───── Input data
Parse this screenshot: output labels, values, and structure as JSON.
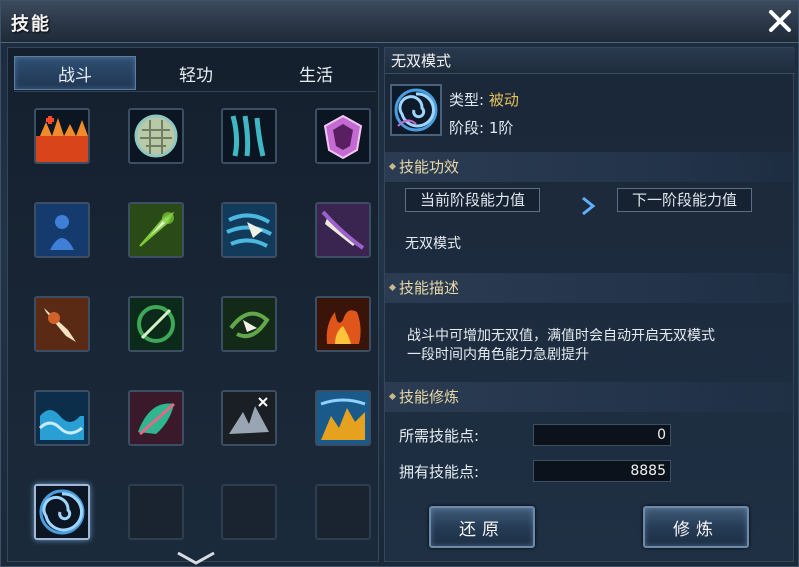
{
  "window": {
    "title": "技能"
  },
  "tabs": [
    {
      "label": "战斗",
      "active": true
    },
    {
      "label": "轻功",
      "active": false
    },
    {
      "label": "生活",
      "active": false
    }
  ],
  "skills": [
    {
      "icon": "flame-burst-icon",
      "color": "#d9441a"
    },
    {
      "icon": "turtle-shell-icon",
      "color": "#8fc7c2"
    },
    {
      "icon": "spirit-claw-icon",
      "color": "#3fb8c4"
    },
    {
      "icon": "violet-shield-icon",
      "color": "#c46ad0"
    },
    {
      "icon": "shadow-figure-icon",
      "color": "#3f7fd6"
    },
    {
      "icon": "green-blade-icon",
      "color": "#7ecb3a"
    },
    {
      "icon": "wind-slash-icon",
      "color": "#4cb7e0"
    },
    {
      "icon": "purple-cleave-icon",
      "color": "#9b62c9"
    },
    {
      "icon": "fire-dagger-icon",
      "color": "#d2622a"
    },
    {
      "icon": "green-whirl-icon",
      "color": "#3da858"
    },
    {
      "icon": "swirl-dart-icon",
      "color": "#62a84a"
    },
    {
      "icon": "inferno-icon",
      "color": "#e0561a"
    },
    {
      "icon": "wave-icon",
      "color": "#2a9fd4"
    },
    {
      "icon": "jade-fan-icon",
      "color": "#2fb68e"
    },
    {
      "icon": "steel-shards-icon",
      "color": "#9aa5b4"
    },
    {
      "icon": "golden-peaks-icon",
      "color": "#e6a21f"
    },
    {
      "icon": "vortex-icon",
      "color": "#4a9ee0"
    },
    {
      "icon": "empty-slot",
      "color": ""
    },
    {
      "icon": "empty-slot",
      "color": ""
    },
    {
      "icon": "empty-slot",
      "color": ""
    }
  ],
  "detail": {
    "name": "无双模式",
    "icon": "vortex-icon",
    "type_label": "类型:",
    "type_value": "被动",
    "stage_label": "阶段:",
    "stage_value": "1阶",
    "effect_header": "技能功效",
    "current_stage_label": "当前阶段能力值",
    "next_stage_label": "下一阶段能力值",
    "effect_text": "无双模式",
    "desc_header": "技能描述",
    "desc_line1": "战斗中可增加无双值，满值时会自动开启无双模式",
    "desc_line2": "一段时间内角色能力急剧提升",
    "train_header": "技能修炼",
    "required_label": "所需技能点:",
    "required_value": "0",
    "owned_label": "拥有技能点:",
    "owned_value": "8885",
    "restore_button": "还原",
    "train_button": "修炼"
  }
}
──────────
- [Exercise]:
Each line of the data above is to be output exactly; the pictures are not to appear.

- [Written response]:
Parse this screenshot: output labels, values, and structure as JSON.
{
  "window": {
    "title": "技能"
  },
  "tabs": [
    {
      "label": "战斗",
      "active": true
    },
    {
      "label": "轻功",
      "active": false
    },
    {
      "label": "生活",
      "active": false
    }
  ],
  "skills": [
    {
      "icon": "flame-burst-icon",
      "color": "#d9441a"
    },
    {
      "icon": "turtle-shell-icon",
      "color": "#8fc7c2"
    },
    {
      "icon": "spirit-claw-icon",
      "color": "#3fb8c4"
    },
    {
      "icon": "violet-shield-icon",
      "color": "#c46ad0"
    },
    {
      "icon": "shadow-figure-icon",
      "color": "#3f7fd6"
    },
    {
      "icon": "green-blade-icon",
      "color": "#7ecb3a"
    },
    {
      "icon": "wind-slash-icon",
      "color": "#4cb7e0"
    },
    {
      "icon": "purple-cleave-icon",
      "color": "#9b62c9"
    },
    {
      "icon": "fire-dagger-icon",
      "color": "#d2622a"
    },
    {
      "icon": "green-whirl-icon",
      "color": "#3da858"
    },
    {
      "icon": "swirl-dart-icon",
      "color": "#62a84a"
    },
    {
      "icon": "inferno-icon",
      "color": "#e0561a"
    },
    {
      "icon": "wave-icon",
      "color": "#2a9fd4"
    },
    {
      "icon": "jade-fan-icon",
      "color": "#2fb68e"
    },
    {
      "icon": "steel-shards-icon",
      "color": "#9aa5b4"
    },
    {
      "icon": "golden-peaks-icon",
      "color": "#e6a21f"
    },
    {
      "icon": "vortex-icon",
      "color": "#4a9ee0"
    },
    {
      "icon": "empty-slot",
      "color": ""
    },
    {
      "icon": "empty-slot",
      "color": ""
    },
    {
      "icon": "empty-slot",
      "color": ""
    }
  ],
  "detail": {
    "name": "无双模式",
    "icon": "vortex-icon",
    "type_label": "类型:",
    "type_value": "被动",
    "stage_label": "阶段:",
    "stage_value": "1阶",
    "effect_header": "技能功效",
    "current_stage_label": "当前阶段能力值",
    "next_stage_label": "下一阶段能力值",
    "effect_text": "无双模式",
    "desc_header": "技能描述",
    "desc_line1": "战斗中可增加无双值，满值时会自动开启无双模式",
    "desc_line2": "一段时间内角色能力急剧提升",
    "train_header": "技能修炼",
    "required_label": "所需技能点:",
    "required_value": "0",
    "owned_label": "拥有技能点:",
    "owned_value": "8885",
    "restore_button": "还原",
    "train_button": "修炼"
  }
}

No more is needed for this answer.